President Michael D Higgins has expressed his condolences to the people of France after Thursday night's terror attack in Nice that left 84 dead.
Mr Higgins said the attack should be “received with revulsion by all those who value democracy”.
The President has spoken to French ambassador Jean-Pierre Thébault, offering his sympathy and requesting his message on behalf of the Irish people be passed to President François Hollande.
Mr Higgins said a “cowardly attack in a public place on a national day of celebration must be condemned in the strongest terms. We must strengthen our resolve not to let such cold-blooded attacks undermine the way of life in our global community seeking to live in diversity and peace”.
“All of the thoughts of those who value freedom and the public world are with the people of France at this time. I wish to express my sincerest condolences to the families of all those bereaved and injured.”
Taoiseach Enda Kenny said he wished on the part of the Government to express his sympathies and solidarity with the French people.
He added: “I am deeply shocked and saddened at this horrific attack in Nice. Once again innocent people have been targeted at an occasion of joy and celebration.
“French people have suffered appallingly and have again been the victim of cynical and wanton violence. We cannot and will not yield to this malevolence.”
Tánaiste and Minister for Justice Frances Fitzgerald described the attack in Nice as "an unspeakably evil outrage".
“Whatever its motivation, it seems clear that its intent was to kill, wound and terrorise ordinary people enjoying the freedoms we cherish so much.
“This is yet another time of great anguish for the people of France. All who cherish democracy will stand with them in the knowledge that our values will ultimately prevail in the face of such savagery,” she said.
Fianna Fáil leader Micheál Martin said it had been a "horrendous and callous attack on people's freedom as they celebrated Bastille Day".
“It is shocking that the people of France have yet again been visited by such horrific tragedy. We must all stand together in total condemnation of this tragedy.”

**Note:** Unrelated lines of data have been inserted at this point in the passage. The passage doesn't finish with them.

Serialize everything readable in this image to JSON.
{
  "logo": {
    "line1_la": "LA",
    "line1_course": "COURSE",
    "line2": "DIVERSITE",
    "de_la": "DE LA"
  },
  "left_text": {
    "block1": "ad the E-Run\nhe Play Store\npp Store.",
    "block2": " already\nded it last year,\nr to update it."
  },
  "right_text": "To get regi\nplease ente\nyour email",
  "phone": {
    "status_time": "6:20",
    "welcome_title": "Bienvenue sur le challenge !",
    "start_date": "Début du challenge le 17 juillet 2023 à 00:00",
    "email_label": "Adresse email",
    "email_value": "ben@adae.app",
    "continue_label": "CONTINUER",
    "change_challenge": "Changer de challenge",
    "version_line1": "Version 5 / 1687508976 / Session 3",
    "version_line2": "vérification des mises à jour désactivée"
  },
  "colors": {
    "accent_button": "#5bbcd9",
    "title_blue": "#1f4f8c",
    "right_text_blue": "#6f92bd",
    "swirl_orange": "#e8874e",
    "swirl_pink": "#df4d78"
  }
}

Archbishop of Dublin Diarmaid Martin said all terrorist endeavours attack the fundamental basis of our democratic co-existence.
“There is only one way to fight attacks on democracy and that is to reinforce democracy and uncompromisingly affirm our commitment to democracy,” he said.
“Democracy involves respect for rights and values of each person and for the rule of law. Where the quality of democracy is weakened, the door is opened to those who use their own ideology or power to render us all weaker and less protected.”
Northern Ireland deputy First Minister Martin McGuinness said people must “stand together in the face of hate and intolerance and show solidarity with the people of France at this time”.